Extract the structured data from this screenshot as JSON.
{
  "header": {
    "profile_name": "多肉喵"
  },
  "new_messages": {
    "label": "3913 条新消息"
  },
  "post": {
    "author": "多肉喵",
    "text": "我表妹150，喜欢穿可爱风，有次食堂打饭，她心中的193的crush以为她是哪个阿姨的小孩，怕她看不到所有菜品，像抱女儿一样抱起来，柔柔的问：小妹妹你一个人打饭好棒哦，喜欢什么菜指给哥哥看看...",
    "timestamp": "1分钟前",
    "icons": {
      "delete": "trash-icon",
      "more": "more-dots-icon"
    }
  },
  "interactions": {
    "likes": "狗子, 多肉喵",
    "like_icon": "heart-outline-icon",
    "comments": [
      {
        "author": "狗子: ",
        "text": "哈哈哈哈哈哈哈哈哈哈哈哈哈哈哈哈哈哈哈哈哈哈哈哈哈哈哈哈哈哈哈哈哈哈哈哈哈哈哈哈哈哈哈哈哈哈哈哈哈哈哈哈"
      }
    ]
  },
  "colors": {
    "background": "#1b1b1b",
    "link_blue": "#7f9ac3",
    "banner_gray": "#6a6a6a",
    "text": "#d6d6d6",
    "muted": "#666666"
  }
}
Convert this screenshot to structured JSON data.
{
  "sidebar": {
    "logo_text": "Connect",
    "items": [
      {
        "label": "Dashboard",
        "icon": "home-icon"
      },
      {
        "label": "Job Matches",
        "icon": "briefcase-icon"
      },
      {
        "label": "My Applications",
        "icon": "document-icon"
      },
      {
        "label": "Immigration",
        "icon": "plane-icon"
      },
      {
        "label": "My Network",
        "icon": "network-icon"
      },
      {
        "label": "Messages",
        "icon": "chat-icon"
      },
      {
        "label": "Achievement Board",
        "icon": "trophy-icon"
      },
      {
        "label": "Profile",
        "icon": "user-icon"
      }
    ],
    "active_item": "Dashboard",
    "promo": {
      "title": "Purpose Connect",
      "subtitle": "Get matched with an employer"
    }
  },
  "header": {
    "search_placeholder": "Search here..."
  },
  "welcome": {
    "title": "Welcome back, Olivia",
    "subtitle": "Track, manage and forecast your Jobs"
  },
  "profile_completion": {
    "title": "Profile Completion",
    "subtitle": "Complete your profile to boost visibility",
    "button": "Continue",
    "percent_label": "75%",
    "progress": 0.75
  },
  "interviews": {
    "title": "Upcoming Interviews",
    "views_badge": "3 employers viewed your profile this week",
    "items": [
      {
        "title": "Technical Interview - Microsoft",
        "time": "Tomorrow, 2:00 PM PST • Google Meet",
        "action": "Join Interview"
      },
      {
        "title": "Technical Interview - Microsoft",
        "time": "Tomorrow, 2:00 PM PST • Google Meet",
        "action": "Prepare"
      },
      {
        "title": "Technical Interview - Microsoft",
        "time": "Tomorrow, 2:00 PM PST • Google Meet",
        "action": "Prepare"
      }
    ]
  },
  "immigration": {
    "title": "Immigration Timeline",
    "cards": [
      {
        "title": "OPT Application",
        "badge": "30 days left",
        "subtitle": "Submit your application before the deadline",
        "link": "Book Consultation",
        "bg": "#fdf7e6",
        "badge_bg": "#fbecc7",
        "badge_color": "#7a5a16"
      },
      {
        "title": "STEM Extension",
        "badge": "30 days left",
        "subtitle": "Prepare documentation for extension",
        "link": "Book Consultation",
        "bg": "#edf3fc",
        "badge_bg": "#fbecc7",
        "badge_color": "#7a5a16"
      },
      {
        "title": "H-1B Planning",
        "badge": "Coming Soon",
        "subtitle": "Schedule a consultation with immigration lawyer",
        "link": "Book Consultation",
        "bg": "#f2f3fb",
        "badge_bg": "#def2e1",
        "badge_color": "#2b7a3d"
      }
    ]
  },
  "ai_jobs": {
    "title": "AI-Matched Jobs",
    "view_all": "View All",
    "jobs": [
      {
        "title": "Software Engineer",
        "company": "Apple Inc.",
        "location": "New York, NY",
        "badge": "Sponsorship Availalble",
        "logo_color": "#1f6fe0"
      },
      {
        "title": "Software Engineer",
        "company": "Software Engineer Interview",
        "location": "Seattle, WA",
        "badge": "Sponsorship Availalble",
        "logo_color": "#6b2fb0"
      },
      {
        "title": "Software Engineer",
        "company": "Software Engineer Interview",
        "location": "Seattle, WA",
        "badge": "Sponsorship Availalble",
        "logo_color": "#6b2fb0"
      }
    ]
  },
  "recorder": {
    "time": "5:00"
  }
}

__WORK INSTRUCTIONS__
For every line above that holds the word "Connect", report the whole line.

__RESPONSE TO THIS TASK__
    "logo_text": "Connect",
      "title": "Purpose Connect",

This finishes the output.